GRAND RAPIDS, Mich. -- Spartan Stores here said it would support expansion efforts by its distribution customers in eastern Michigan, but seemed to indicate it was not interested in acquiring the Farmer Jack banner, which A&P said last week it would seek to sell.
"We see, in the near term, an opportunity for us to garner additional distribution sales through our retailers, primarily on the east side of the state, where there seems to be some activity," said Craig Sturken, chairman, president and chief executive officer, in a conference call with analysts discussing the company's fiscal year-end results. "We are working with our retailers, and we are ready, willing, and able to support them in their growth."
Sturken said Spartan expects to grow its own retail business by two to four stores per year to fill in existing operating areas. He said it could be open to acquiring "a smaller business that might be within the trade area that we operate."
He made his comments before A&P confirmed it would seek to sell the Farmer Jack chain, but after widespread speculation that the banner would be divested.
In other news from the call, Sturken said Spartan continued to expand its private label in the fourth quarter. The company said it began converting to the Top Care line of private label health and beauty care products at its Pharm discount drug store banner. It also began to replace its Home Harvest private-label grocery line with the Value Time brand. Both Value Time and Top Care are private labels offered by Topco Associates, Skokie, Ill.
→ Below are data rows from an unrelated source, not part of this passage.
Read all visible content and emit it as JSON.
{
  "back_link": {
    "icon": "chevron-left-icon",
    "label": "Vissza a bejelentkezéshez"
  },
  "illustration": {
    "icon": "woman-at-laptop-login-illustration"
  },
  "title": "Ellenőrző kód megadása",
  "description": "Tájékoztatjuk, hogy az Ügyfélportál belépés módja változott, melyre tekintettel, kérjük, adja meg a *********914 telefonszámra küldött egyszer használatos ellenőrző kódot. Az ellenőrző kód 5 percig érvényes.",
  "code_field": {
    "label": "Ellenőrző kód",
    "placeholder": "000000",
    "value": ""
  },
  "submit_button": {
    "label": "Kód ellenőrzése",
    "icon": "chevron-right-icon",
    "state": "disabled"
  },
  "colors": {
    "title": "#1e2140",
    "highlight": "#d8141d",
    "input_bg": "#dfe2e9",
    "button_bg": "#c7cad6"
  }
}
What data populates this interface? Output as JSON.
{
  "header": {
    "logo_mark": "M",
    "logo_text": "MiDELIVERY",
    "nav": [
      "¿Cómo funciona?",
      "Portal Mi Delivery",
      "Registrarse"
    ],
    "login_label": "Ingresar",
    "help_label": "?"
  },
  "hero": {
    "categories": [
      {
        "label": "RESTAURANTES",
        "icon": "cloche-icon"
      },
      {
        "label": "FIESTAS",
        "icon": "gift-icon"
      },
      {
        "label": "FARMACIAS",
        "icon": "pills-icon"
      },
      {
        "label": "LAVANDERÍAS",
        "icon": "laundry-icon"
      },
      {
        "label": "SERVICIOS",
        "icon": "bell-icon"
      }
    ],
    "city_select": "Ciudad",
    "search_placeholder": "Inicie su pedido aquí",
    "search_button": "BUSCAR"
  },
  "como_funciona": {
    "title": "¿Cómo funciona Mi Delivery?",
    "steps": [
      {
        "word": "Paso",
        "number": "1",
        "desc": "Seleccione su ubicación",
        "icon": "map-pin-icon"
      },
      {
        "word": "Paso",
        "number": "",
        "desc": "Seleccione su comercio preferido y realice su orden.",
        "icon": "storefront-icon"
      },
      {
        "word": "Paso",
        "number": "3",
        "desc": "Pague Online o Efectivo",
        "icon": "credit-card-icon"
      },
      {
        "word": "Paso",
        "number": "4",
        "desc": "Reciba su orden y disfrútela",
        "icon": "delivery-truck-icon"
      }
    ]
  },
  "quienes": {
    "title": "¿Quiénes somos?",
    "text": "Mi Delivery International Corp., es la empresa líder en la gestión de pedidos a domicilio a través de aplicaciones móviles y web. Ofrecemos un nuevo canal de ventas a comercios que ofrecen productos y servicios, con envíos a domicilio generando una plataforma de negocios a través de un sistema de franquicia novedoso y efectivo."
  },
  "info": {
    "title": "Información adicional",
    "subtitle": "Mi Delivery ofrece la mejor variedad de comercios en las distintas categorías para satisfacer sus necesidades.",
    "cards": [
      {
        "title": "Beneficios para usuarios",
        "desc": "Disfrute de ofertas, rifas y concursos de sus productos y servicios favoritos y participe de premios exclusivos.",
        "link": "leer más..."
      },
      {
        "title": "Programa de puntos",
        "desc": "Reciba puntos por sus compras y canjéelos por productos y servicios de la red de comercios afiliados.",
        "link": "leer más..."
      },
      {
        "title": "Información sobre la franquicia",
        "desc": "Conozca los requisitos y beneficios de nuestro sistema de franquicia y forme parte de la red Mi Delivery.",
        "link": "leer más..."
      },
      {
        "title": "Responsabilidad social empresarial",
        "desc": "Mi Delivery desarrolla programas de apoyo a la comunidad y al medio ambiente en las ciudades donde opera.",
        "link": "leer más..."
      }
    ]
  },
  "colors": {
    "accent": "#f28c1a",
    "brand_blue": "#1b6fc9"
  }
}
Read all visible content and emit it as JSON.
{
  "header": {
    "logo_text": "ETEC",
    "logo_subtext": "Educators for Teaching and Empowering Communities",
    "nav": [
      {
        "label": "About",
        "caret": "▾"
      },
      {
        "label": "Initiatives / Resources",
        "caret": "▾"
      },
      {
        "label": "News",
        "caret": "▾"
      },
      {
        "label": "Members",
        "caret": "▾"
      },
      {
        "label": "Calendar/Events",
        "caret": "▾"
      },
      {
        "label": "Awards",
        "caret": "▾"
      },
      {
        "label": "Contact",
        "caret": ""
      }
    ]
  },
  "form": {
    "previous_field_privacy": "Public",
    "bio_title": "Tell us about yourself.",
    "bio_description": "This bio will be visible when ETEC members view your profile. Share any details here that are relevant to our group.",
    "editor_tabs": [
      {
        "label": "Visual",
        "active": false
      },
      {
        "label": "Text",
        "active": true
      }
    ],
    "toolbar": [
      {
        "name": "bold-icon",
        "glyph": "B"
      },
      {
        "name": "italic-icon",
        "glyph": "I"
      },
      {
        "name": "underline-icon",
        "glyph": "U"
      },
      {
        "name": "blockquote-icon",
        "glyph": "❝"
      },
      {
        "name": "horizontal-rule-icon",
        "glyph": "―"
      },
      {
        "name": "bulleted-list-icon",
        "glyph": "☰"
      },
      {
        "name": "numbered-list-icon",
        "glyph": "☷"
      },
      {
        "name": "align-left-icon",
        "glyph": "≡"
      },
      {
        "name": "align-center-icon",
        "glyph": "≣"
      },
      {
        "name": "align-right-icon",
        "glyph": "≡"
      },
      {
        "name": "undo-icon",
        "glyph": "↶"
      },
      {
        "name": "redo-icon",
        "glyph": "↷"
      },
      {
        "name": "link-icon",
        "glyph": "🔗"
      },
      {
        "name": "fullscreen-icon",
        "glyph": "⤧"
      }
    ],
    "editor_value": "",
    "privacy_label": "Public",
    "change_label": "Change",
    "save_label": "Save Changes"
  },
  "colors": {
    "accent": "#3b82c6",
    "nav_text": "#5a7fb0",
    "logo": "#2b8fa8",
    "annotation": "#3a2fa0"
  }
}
During the year, private-label penetration increased by about 5% inclusive of both retail and wholesale sales, the company said.
"Our private-label program continues to have promising growth areas, including organic and natural food categories and the introduction of new brands," Sturken said. "These strategic initiatives will significantly expand the breadth of our private-label offerings by providing more products at more competitive price points."
Spartan said its results for the 12-week fourth quarter ended March 26 were among the best the company has reported in recent years, boosted by the early Easter this year, greater efficiencies in retail operations, and other factors.
Net income for the quarter more than tripled, to $5.8 million, compared with net income of $1.7 million in the year-ago quarter, on a slight increase in sales, to $457.6 million, compared with $456.9 million in last year's fourth quarter.
The net income comparison was impacted by a charge of $3.7 million in the year-ago fourth quarter for the implementation of a retail inventory and margin management system. Excluding the charge, fourth-quarter gross margins still improved by 40 basis points, the company said.
Comparable-store sales at the company's 58-store supermarket division were up 3.7%. Overall comp-store sales, including sales at the Pharm banner, were up 2.3%. The company said fuel sales and a change in its bottle-deposit accounting boosted comps by about 1.2%, while the early Easter boosted comp results by about 1.6%.
Fourth-quarter operating earnings in the retail segment increased to $1.4 million, up from a loss of $5.7 million in the fourth quarter of a year ago. The improved performance resulted, in part, from better gross margins due to increased shrink controls and lower product costs through the implementation of category management.
On the distribution side, fourth-quarter sales were flat at about $258.8 million, while operating earnings increased to $6.5 million, from $5.8 million in the year-ago fourth quarter.
For the year, Spartan reported overall net income of $18.8 million, vs. a loss of $6.7 million in the preceding year. Operating earnings were $37.5 million, nearly three times the prior-year level of $12.6 million.
Sales for the year were down 0.6%, to $2.04 billion, reflecting lower sales in the Pharm division and in distribution. The most recent year did not include sales from a former single-store joint venture, which contributed $4.3 million in sales in the year-ago fourth quarter alone.
The early Easter in fiscal 2005 added about $3 million each to the company's retail and distribution divisions, the company said. The results for the first quarter of fiscal 2006, which did not contain the pre-Easter spending, are expected to be off by a similar amount, the company said.